Social workers judged an unaccompanied child migrant as too old to access certain rights because they picked an expensive brand of hair gel, a report has said.
The Lords EU Committee report found a “pervasive disbelief and reasoning for disbelieving children about their age which did not stand up to scrutiny (for example, the child chose the most expensive brand of hair gel).”
It said that “arbitrary” measures were often used to assess the age of child migrants, including “social media profiles that show friendships with over 18s”.
If unaccompanied child migrants are judged to be over 18 they lose the right to education and to be settled in a family environment.
The paper described a “culture of disbelief” among referees. Rules governing the assessment of child migrants, according to the report, were routinely ignored.

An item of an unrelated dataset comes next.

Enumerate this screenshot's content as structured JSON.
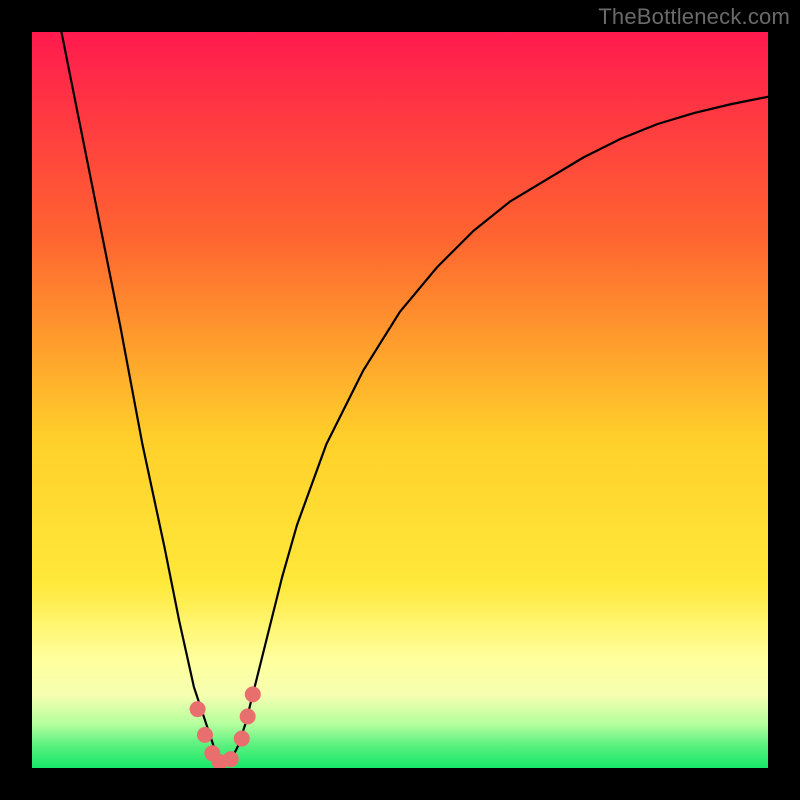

It described the plight of one migrant - identified as “A” - who was assessed as 25, nine years older than he claimed, in a half-hour assessment a practitioner from the Children’s Society described as unlawful. A was sent to adult asylum accommodation.
“He stayed there for a month and found it very difficult. One man slept in his bed and then threatened him. A was so scared that he slept in the park for the night”, the report said.
127 minors were found classified as adults in UK detention between 2010 and 2015. Some had been held in dentention centres for months, in conditions they described as “distressing”.
Elsewhere, the report urged the UK government not to treat unaccompanied migrant children as ‘someone else’s problem” and called the reluctance of the UK to take in its fair share of child migrants, particularly from French channel ports “deplorable”.
It described the conditions in which children lived in these ports as “dreadful”, “squalid”, “totally inadequate” and “wholly unsuitable”.
- There were 3,043 applications from unaccompanied asylum-seeking children in the UK in 2015, an increase of 56 percent since 2014
- There is an uneven distribution between local authorities in the UK. Croydon cares for 412 unaccompanied migrant children; many others contain none
- The treatment of young migrants has led them to distrust authorities, and left them exposed to smugglers and human traffickers
- As many unaccompanied migrant children enter EU countries without making asylum applications as those that do
- There were 10,000 missing unaccompanied children in the EU
Baroness Prashkar, chair of the Lords EU Committee, said they found “a clear failure among EU countries, including the UK, to shoulder their fair share of the burden”.
“We deeply regret the UK Government’s reluctance to relocate migrant children to the UK, in particular those living in terrible conditions in the camps near the Channel ports.”
In May David Cameron relaxed his stance on accepting child migrants to the UK, saying it would take more of them in.
Previously the UK only took children directly from refugee camps in Syria and its neighbours.
The report also called for an independent guardianship scheme to which would police standards for unaccompanied migrant children in the UK.
A Home Office spokesperson said, responding to the report:
“By legislating through the Immigration Act 2016 we have made crystal clear our commitment to bringing vulnerable children from Europe to the UK.
“More than 20 children have been accepted for transfer to the UK since the Act was given Royal Assent and the majority of these have already arrived. We are consulting with local authorities across the country to confirm available capacity and ensure appropriate support systems are in place.
“We are also in active discussions with the UNHCR and the Italian, Greek and French governments to strengthen and speed up mechanisms to identify, assess and transfer children to the UK and ensure this in their best interests.”